It's a curious phenomena of our culinary times that so much food invented to eat standing up is being served in places where you pay to sit down.
Check the menu. Does it include the words "authentic" and "alleyway"? Can you order things on sticks and stuff stuffed with other stuff? You are almost certainly in a street-food eatery. Expect flavours synonymous with countries that enjoy year-round warmth, repackaged and sold at prices that reflect restaurant heating bills.
At Sen Vietnamese Kitchen and Bar, I suspect that bill is huge. This is a very large space. The night we visited they were only utilising the upstairs, but even that was vast.
In this restaurant within a restaurant, we took banquette seats by the balcony ("Discombobulating," said Bryan, as he peered down through the perspex railing) and started with summer rolls. They were okay - $14 for four, slightly dry on the ends, and lacking zing inside. Lemongrass skewers ($4.50 each) were far more successful, with the citrus flavour of the herb fully permeating the splodge of pork mince wrapped around its length.
Our favourite starter was the Vietnamese pancake ($16.50). The batter, traditionally made with rice flour and coconut cream, managed to be both fluffy and crispy and there was enough pork and prawn filling to ensure our table of four got a decent taste each.
A pause between courses while I try to think of the right word to describe the service. Refreshing? Unfiltered? Bryan was thrilled to be referred to as a "sweetheart" and "young man". The instruction to "hang on to your knickers" when our mains arrived was probably apt, given how much food we'd ordered.
You could have a reasonably cheap night here if you stuck to the $19.50 end of the mains menu - spicy lemongrass chicken or grilled pork, served with a small pile of thin rice noodles. The latter was mystifyingly tender until I realised that some of the meat was actually flattened pork mince patties (seriously tastier than that sentence reads).
The soft-shell crab ($27.50) definitely needed its tamarind sauce accompaniment to cut a greasy mouthfeel; in contrast, some of the chunks in the clay pot pork belly ($23.50) lacked essential fat.
Dish of the night was definitely the $26 "shaking beef" that hit bitter and sweet notes via oyster sauce and a bed of thick-stemmed watercress.
The menu includes six vegetarian options, including the lotus stem salad ($14.50) we added to our order. It was texturally interesting, but I wanted more mint. Maybe the menu was suffering seasonal malaise, but actually, I wanted more fresh mint-coriander-lime-etc, across the board.
We got one of everything on the dessert menu and there were two stand-outs: a really toothsome $12 black rice pudding and a $10 glass of "lotus" pudding (we'd already been warned the lotus seeds had been swapped for passionfruit) that was light and creamy, sweet and tart.

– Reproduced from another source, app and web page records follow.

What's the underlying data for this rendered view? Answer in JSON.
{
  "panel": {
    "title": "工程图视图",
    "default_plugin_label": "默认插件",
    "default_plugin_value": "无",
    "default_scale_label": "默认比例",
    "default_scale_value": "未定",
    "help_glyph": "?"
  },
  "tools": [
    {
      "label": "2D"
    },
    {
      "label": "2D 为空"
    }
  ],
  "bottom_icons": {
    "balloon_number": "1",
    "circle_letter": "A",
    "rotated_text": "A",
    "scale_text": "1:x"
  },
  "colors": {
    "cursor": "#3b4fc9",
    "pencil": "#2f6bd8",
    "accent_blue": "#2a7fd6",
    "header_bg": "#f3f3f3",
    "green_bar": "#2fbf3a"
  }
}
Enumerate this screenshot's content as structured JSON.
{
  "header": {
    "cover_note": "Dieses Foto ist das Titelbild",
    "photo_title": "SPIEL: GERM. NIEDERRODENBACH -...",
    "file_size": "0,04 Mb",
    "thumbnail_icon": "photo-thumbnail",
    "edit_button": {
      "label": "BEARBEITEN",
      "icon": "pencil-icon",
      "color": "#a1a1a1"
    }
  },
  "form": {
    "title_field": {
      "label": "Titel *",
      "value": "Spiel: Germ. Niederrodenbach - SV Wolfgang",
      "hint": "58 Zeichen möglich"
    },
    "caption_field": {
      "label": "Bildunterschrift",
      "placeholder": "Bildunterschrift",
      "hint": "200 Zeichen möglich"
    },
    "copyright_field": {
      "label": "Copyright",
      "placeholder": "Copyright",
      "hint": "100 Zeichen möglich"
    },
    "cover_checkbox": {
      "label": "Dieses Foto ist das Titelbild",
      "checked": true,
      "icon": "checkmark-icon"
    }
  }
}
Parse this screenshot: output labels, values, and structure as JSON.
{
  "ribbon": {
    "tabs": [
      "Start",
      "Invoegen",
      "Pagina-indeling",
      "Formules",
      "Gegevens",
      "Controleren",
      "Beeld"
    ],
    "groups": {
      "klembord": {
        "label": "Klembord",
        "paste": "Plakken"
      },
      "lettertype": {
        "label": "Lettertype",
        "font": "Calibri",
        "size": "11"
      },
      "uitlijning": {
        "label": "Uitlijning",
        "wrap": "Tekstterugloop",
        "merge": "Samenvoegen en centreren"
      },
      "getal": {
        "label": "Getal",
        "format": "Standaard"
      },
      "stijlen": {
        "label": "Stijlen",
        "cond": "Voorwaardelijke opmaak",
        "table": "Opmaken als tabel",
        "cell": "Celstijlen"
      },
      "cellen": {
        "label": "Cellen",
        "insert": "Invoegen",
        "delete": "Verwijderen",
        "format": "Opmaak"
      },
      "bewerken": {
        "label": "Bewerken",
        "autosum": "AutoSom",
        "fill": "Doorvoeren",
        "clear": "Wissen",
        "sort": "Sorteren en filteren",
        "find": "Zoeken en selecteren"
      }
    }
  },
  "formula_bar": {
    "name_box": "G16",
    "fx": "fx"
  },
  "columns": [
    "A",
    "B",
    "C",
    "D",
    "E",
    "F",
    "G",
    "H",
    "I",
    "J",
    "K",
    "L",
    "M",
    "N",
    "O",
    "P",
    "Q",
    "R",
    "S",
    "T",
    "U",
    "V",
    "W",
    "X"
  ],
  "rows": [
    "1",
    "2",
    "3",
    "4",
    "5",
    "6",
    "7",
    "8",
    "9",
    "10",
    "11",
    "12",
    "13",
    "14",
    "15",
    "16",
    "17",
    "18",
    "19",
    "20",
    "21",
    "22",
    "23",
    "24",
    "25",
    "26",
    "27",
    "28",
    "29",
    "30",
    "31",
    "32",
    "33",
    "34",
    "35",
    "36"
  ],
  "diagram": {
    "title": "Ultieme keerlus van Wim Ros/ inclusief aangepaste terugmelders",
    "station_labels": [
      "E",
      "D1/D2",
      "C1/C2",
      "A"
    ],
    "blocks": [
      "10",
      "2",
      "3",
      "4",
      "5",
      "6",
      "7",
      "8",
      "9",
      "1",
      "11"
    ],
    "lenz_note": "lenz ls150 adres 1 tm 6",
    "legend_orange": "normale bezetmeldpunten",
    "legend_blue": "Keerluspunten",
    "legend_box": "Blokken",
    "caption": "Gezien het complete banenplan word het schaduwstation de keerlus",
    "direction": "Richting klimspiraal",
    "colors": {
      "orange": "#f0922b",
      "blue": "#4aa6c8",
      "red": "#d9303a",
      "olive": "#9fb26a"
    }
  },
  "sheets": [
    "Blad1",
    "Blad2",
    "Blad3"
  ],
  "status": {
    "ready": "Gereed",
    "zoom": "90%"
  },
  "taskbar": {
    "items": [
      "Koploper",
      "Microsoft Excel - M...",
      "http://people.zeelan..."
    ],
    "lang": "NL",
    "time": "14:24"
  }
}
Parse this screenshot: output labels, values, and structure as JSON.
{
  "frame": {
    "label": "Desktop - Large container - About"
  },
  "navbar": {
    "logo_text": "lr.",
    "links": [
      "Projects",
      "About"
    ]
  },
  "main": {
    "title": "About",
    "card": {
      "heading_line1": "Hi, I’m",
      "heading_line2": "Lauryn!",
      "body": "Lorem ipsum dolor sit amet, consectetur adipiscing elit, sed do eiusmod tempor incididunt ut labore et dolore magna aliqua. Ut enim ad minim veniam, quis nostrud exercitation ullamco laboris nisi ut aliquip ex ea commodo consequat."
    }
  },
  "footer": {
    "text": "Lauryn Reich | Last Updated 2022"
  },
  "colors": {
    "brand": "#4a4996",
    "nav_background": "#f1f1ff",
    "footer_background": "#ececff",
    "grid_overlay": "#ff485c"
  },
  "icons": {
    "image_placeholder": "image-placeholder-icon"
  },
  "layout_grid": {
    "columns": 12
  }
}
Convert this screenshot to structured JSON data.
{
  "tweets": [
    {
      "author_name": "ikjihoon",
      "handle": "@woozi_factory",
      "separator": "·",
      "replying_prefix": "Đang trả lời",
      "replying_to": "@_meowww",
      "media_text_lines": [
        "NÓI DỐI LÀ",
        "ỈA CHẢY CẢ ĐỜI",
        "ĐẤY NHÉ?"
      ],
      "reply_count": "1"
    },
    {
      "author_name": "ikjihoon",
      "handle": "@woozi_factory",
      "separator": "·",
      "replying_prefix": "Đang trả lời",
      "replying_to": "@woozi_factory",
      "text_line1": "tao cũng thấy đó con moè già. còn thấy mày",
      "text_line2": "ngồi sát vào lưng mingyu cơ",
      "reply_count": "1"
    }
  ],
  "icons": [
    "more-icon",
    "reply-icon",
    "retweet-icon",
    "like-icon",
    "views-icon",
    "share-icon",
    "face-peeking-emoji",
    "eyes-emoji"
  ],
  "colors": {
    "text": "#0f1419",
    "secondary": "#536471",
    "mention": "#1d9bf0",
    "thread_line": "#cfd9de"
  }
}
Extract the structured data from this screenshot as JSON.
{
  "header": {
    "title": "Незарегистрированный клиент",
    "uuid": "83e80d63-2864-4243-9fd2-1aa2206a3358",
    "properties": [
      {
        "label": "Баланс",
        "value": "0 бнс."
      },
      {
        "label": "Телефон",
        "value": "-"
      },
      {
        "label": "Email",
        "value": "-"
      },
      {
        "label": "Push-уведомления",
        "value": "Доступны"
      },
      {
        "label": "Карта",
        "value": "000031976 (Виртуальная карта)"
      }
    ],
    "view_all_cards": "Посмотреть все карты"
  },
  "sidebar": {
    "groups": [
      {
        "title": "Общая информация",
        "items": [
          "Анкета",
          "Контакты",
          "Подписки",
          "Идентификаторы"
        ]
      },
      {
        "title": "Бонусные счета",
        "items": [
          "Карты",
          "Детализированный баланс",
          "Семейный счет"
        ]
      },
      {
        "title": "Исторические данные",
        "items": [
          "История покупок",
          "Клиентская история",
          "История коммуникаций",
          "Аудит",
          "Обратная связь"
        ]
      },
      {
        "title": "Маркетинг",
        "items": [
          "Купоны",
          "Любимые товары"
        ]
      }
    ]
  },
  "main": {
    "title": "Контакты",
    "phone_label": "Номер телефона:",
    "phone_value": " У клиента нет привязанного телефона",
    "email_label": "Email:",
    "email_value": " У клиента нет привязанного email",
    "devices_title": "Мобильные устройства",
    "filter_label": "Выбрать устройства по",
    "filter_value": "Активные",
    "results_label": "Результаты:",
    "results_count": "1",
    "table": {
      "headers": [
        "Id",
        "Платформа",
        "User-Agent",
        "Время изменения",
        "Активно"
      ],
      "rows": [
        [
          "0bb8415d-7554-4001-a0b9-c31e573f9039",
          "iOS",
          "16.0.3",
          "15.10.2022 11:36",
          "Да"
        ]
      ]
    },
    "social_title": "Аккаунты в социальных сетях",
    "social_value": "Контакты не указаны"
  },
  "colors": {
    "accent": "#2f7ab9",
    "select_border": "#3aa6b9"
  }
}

The young fellow finished with a green tea, and we scraped our plates clean. Lucky we were wearing stretchy knickers.